What does exist after thousands of new homes were built, and thousands more to come, is ample railings lining the road showing who really has priority here, and it isn’t people on foot or cycling.
They line a long stretch of the area. Even if removed once construction is complete – and Greenwich love them so don’t count on it – the lack of space provided for a dedicated cycle lane appears a big opportunity missed.
There is the odd pinch point such as over the railway, though much of the area could see vastly better provision eventually linking to Blackheath and Greenwich.
The development seems to make it harder if anything to install in coming years. No future proofing appears evident.
Funding certainly shouldn’t be a problem with a vast number of homes being built at Kidbrooke Village alone, let alone other sites in the area.
Not everyone wants to take the train, or indeed have the train go to where they may want to reach.
Active travel is essential to reduce traffic congestion, but it won’t happen with the odd line of point in a busy road.
When given the opportunity and thousands of homes, how in 2023 is it that still nothing is happening?
Public space looks lovely in renders but will Greenwich Council ever maintain it to levels required?

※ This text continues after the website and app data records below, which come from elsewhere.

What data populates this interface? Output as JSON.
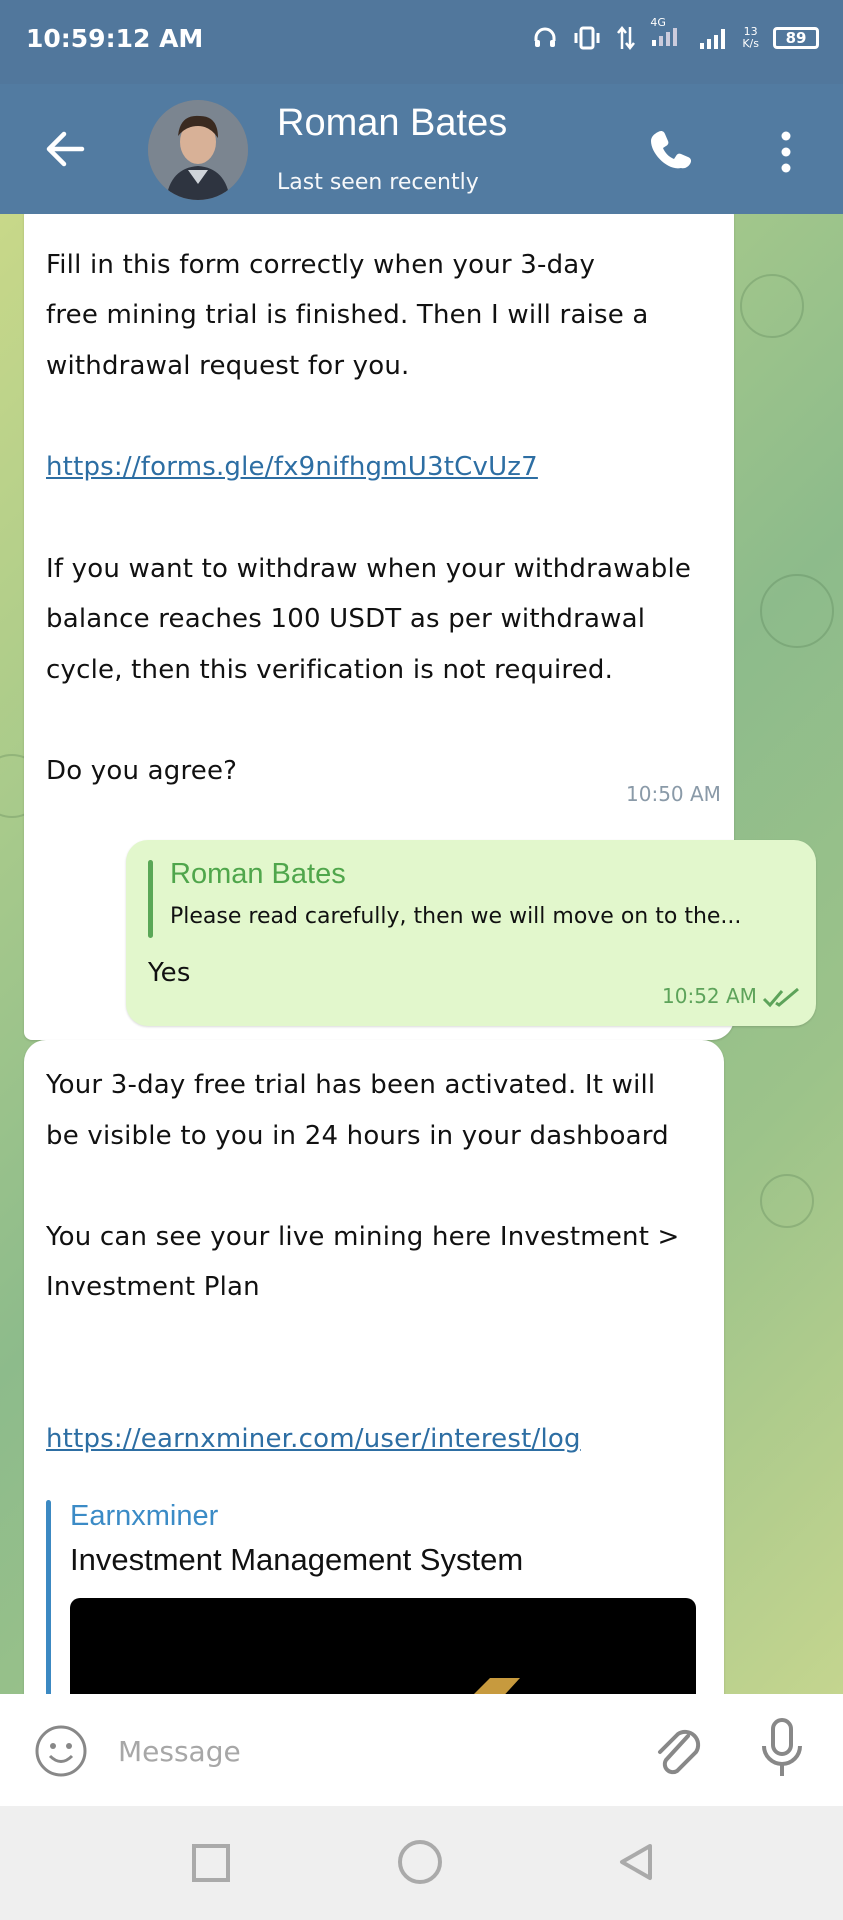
{
  "status": {
    "time": "10:59:12 AM",
    "net_top": "4G",
    "speed_top": "13",
    "speed_unit": "K/s",
    "battery": "89"
  },
  "header": {
    "contact_name": "Roman Bates",
    "status": "Last seen recently"
  },
  "messages": [
    {
      "lines": [
        "Fill in this form correctly when your 3-day",
        "free mining trial is finished. Then I will raise a",
        "withdrawal request for you.",
        "https://forms.gle/fx9nifhgmU3tCvUz7",
        "If you want to withdraw when your withdrawable",
        "balance reaches 100 USDT as per withdrawal",
        "cycle, then this verification is not required.",
        "Do you agree?"
      ],
      "time": "10:50 AM"
    },
    {
      "reply_name": "Roman Bates",
      "reply_text": "Please read carefully, then we will move on to the...",
      "text": "Yes",
      "time": "10:52 AM"
    },
    {
      "lines": [
        "Your 3-day free trial has been activated. It will",
        "be visible to you in 24 hours in your dashboard",
        "You can see your live mining here Investment >",
        "Investment Plan",
        "https://earnxminer.com/user/interest/log"
      ],
      "preview_site": "Earnxminer",
      "preview_title": "Investment Management System"
    }
  ],
  "input": {
    "placeholder": "Message"
  },
  "colors": {
    "header": "#527ba1",
    "outgoing_bubble": "#e2f7cc",
    "link": "#2d6ea3",
    "accent_green": "#4fa64b"
  }
}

If you’ve read this site in recent weeks I’ve covered the state of recent public realm work in Abbey Wood, Plumstead and Woolwich in recent years.
Abbey Wood’s new public realm outside the new station is a mess less than a year after Elizabeth line services begun, Plumstead High Street likewise and landscaping was removed in Woolwich to be replaced with concrete shortly after installation due to little maintenance.
All three areas have seen little love for decades. Will this development?